Sharon also had the good fortune to be associated in time and proximity with several extraordinary men, and he made decisions that put him on a level with those men that might otherwise have been quite different. His bold military initiatives brought him to the attention of David Ben-Gurion during the critical early days of Israel as a nation. Later, after he had retired from the military as a part of a national policy to retire generals before they got too old, he entered politics without getting the permission or trying to earn the favor of established personalities.
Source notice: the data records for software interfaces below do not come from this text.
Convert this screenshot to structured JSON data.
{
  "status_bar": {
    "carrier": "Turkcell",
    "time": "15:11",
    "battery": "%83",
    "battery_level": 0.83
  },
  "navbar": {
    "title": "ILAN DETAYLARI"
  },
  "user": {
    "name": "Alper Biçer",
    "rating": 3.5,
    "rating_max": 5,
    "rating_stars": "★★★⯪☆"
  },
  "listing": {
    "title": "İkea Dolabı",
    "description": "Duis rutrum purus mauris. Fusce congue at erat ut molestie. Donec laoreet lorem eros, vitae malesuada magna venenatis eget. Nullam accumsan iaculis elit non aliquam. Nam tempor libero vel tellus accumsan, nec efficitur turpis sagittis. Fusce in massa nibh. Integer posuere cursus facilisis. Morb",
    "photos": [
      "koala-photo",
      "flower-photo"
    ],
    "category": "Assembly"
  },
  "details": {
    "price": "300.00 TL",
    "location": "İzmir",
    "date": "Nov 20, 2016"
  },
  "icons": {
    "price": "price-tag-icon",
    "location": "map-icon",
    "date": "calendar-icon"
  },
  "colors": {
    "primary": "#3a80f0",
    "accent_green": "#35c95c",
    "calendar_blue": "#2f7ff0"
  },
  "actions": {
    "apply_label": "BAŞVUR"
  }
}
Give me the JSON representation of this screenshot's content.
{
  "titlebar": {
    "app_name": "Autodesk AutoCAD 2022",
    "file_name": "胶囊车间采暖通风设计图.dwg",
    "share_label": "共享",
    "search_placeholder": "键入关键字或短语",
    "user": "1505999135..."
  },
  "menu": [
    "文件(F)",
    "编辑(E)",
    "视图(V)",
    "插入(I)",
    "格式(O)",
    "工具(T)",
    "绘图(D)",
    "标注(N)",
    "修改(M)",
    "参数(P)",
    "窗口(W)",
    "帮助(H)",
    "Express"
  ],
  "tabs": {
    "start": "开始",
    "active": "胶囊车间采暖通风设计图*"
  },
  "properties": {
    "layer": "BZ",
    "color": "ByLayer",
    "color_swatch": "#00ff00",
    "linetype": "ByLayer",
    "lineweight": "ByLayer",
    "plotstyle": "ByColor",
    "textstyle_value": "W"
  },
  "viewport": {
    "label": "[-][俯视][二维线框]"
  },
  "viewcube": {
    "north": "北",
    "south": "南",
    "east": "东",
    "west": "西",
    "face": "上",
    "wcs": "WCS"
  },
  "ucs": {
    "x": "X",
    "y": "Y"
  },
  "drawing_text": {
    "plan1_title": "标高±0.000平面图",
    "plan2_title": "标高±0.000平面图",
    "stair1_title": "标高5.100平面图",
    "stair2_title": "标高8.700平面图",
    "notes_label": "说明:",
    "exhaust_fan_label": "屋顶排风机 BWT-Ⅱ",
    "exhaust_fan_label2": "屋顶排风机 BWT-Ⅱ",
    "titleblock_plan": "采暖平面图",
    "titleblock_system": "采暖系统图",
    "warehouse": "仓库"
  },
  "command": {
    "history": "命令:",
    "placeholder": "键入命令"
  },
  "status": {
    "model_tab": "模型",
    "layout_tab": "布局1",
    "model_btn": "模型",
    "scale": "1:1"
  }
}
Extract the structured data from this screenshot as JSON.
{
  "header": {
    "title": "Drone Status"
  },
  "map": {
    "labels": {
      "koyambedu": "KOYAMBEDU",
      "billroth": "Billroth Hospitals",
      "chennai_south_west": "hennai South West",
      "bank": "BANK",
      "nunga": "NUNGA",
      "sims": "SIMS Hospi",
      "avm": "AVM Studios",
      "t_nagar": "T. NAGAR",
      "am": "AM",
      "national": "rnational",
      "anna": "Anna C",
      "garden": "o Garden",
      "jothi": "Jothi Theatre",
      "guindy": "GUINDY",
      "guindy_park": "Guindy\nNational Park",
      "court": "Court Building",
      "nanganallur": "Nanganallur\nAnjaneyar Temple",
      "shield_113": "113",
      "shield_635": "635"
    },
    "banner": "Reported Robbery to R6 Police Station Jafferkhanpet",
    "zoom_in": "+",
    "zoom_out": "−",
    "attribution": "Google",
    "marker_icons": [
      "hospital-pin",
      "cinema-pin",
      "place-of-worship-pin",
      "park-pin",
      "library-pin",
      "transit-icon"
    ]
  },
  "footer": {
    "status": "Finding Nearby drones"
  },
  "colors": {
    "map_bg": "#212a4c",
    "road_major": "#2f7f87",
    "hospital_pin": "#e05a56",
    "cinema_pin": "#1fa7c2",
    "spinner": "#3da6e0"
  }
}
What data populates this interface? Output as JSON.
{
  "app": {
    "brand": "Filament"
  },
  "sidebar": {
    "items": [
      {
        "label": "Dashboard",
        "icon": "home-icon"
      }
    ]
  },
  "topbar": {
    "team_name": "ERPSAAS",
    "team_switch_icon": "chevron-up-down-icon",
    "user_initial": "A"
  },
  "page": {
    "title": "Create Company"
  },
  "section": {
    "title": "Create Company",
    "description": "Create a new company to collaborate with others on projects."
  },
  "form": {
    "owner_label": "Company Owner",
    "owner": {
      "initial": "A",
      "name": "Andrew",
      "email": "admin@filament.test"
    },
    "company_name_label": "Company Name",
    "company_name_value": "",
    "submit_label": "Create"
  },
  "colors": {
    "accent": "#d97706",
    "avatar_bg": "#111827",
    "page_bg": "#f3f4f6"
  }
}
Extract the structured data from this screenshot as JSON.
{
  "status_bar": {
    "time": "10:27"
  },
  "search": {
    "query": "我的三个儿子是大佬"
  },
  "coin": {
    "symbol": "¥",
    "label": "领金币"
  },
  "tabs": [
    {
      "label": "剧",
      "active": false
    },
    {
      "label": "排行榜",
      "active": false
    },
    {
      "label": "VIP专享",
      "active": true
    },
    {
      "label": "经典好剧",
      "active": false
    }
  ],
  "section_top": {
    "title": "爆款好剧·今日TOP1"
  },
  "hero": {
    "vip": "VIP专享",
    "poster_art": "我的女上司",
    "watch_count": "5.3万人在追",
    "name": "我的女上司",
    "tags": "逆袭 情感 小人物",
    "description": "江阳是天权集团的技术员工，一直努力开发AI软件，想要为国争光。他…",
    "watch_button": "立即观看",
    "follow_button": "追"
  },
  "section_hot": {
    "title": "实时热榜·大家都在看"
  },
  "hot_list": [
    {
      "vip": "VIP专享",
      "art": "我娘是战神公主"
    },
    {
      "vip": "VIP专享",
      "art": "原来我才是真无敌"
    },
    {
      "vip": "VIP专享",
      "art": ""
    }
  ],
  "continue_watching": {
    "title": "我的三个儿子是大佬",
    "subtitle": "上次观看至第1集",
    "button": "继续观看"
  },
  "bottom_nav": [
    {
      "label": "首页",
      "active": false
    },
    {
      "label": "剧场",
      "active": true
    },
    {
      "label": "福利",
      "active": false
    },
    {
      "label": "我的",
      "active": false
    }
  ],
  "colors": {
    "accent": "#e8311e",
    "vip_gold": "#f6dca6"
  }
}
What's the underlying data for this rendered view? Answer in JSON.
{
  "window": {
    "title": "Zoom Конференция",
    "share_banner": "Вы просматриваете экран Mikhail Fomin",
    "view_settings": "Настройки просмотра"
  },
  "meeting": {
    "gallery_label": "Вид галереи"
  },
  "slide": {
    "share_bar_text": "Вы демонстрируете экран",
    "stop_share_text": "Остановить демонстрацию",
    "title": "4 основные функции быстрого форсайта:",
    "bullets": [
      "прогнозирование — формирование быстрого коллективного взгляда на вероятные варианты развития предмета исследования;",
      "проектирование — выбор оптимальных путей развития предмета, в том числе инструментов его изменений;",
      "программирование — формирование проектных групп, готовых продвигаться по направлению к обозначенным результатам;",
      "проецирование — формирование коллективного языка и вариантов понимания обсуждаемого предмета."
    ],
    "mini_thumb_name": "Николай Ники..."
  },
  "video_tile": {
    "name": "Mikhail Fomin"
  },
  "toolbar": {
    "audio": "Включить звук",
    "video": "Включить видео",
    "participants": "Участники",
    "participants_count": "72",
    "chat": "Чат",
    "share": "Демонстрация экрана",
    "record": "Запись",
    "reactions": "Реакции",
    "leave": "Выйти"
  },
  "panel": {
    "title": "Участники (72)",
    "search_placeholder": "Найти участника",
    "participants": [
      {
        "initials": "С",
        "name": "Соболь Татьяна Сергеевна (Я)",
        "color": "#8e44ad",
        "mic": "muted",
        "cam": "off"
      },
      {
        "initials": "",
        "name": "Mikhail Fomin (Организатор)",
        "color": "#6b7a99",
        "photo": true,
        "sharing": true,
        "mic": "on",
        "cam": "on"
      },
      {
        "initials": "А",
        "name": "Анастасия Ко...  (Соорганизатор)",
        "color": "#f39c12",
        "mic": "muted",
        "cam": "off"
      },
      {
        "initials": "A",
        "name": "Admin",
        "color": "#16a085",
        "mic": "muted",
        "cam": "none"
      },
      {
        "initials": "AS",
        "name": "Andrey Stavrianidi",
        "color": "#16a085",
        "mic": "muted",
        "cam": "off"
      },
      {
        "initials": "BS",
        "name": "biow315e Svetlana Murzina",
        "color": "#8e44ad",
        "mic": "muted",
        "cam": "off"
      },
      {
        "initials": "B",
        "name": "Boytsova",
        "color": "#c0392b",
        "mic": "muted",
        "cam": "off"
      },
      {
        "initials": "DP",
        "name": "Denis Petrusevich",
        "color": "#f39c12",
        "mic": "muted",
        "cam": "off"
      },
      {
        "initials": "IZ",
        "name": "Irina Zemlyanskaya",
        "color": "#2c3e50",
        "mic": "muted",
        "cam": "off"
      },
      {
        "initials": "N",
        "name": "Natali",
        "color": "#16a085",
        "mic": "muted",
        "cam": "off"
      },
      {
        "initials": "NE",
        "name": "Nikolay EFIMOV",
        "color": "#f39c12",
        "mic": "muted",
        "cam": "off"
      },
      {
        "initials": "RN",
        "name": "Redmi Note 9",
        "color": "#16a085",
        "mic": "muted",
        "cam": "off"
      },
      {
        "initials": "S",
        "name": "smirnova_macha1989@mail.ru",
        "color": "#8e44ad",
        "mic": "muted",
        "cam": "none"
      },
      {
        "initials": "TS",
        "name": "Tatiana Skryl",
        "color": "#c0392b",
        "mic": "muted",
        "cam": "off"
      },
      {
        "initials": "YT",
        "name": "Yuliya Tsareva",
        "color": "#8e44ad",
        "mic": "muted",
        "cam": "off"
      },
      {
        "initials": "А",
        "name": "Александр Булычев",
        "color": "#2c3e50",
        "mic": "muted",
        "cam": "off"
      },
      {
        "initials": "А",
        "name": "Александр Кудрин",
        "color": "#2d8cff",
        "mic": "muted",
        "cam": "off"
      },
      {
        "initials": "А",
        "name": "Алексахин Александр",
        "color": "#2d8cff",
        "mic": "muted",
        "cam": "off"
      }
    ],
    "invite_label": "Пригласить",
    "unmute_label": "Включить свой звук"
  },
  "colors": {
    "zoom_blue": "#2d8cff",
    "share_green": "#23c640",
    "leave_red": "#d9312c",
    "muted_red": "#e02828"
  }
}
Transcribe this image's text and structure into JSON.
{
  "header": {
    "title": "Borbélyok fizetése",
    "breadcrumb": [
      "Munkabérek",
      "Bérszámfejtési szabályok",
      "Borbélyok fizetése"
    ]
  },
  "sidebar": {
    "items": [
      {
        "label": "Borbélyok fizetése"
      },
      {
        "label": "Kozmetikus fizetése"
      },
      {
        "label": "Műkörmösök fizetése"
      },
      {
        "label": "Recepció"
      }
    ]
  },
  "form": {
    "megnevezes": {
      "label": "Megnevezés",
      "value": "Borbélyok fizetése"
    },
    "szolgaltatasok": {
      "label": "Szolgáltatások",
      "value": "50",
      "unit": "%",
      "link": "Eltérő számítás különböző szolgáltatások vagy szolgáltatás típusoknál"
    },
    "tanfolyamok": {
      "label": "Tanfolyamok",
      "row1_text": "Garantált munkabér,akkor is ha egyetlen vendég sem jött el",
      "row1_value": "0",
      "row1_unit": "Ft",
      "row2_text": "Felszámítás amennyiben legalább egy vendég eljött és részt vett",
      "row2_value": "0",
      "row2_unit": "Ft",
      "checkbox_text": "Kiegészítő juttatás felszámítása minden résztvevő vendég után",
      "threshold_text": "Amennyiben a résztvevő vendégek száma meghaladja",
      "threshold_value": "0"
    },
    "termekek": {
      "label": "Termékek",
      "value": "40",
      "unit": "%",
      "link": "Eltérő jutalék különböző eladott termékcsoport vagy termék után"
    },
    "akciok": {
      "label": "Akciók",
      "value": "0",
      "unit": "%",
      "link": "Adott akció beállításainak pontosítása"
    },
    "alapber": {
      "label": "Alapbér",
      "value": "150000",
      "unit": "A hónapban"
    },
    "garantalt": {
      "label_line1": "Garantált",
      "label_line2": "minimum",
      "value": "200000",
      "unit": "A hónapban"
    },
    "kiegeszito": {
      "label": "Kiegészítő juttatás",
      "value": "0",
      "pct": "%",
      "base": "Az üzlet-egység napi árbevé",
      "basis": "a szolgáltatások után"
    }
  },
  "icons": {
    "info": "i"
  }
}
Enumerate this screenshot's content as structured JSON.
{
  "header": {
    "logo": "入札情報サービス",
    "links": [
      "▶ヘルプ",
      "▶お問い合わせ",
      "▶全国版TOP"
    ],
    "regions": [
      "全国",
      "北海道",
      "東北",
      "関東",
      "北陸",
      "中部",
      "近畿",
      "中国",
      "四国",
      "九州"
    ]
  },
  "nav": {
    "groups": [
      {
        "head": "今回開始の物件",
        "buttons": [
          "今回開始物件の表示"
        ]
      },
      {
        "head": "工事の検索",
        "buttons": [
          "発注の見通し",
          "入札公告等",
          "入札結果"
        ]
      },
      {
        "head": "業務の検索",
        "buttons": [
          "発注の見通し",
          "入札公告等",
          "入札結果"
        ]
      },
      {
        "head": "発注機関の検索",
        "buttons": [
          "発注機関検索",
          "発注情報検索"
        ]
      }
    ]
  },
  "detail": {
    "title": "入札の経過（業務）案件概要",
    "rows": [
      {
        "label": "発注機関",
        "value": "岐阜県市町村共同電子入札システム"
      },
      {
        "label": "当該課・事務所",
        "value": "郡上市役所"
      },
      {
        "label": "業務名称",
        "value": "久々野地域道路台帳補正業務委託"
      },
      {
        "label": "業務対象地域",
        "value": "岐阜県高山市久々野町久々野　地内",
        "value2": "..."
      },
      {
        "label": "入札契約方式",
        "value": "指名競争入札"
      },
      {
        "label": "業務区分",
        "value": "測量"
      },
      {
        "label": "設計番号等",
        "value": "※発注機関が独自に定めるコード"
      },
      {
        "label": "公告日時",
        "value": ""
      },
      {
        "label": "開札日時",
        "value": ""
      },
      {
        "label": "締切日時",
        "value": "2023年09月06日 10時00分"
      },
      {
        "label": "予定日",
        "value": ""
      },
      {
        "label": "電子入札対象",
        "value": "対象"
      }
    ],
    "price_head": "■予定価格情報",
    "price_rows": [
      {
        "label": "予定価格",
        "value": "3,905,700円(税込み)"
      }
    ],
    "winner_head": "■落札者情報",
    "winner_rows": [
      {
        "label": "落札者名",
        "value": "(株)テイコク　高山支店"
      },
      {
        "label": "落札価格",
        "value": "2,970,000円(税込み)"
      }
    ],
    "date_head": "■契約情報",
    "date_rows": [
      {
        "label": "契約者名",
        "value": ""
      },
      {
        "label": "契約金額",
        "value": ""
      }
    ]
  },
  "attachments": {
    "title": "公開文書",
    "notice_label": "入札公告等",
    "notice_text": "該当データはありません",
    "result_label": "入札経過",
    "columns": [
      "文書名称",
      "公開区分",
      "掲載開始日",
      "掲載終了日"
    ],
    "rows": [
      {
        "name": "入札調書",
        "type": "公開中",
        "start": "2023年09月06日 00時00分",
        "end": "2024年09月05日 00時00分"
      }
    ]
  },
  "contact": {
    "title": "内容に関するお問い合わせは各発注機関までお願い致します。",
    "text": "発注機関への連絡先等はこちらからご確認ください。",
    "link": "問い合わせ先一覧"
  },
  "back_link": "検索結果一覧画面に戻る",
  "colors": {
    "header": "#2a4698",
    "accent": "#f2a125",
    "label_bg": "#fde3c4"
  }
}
He was lucky, of course, because at the moment he decided to found the Likud, Begin desperately needed something just like that to build the kind of coalition that could bring him a national position. But he was also decisive. That's the key. He didn't wait to hear what everyone would think, he just did it.
Sharon's defense of his actions during the invasion of Lebanon are convincing, but in my mind, they do not completely remove the necessity for him to step down. I think he had to leave at that point. I do not believe he ordered the massacre of civilians. I didn't need his book to come to that conviction. I didn't believe it at the time, either. But it happened on his watch, and there just was no escaping the impression in the minds of so many people, that he could have done more to prevent it.
As could be expected from any autobiography, there are several things that Sharon does not address. This is why the whole picture can seldom be obtained by reading only autobiography. At some point, you have to balance autobiography with objective studies by reputable scholars who can address questions the individual in question hesitates to mention, and address them fairly. Sharon's oldest son was killed by a neighbor kid who was playing with one of Sharon's guns. How did this happen? How in the world did a couple of young kids get access to a loaded weapon? The incident itself, is of course, a poinant part of the book, but some of these questions any reasonable person would ask are simply not addressed.
But taking into account the limitations of autobiography, this book provides a very useful insight into both the man and the country. It will be on every reading list for future historians of Israel for a long, long time to come. Fascinating character. Fascinating book. Fascinating country. Read and enjoy.